▶ **Task goal**: Find and copy each line of the records where the string "that" shows up.

Start of Provided material

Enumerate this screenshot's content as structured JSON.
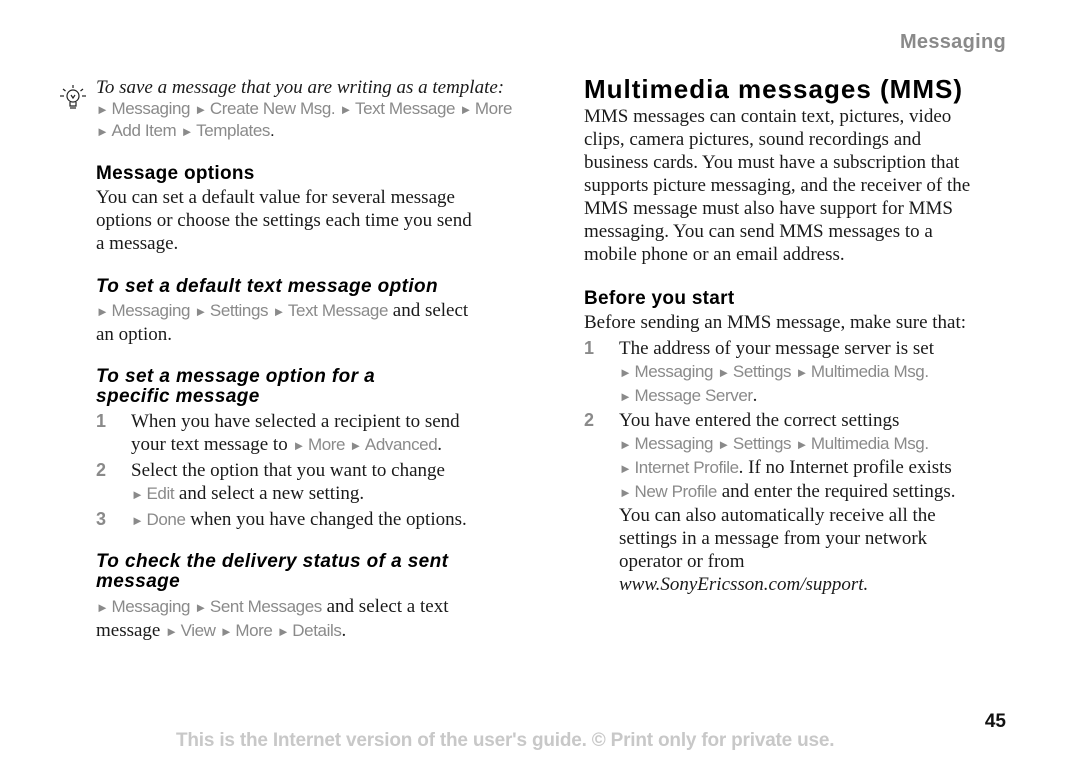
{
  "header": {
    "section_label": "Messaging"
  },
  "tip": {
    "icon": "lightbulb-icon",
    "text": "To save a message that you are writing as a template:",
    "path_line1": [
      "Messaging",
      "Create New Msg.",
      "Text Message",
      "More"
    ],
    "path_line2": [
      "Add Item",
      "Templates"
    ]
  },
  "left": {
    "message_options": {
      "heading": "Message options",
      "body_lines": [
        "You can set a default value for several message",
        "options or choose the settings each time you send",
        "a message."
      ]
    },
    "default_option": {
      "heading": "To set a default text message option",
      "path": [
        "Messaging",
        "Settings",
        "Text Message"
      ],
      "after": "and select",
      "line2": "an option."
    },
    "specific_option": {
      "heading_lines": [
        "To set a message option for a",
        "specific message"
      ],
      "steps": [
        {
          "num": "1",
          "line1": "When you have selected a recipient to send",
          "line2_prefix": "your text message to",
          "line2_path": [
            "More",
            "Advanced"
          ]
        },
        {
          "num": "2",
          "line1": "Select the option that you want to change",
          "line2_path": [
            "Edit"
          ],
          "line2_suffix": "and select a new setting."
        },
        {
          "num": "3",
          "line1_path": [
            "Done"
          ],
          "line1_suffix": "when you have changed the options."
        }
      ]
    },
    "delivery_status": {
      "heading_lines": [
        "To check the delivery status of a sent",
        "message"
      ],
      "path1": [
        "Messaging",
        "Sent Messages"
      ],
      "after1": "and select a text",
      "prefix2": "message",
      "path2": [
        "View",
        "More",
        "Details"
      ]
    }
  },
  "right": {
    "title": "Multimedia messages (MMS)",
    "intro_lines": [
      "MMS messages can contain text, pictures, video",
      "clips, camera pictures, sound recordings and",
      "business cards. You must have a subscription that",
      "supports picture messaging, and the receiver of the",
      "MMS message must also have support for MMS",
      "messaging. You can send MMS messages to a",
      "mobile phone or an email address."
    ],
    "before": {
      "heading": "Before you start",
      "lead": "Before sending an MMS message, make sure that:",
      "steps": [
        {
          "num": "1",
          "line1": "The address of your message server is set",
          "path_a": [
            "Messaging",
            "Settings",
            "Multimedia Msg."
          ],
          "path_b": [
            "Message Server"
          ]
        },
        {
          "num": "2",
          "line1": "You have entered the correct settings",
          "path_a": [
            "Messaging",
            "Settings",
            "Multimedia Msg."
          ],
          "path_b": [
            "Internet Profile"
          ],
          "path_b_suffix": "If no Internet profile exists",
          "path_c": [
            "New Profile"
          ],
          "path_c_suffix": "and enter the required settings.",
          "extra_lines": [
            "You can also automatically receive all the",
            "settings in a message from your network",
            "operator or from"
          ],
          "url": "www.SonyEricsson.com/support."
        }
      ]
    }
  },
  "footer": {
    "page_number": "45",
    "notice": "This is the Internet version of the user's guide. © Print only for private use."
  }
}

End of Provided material

▶ **Worked solution**:
    "text": "To save a message that you are writing as a template:",
          "line1": "Select the option that you want to change",
      "business cards. You must have a subscription that",
      "lead": "Before sending an MMS message, make sure that:",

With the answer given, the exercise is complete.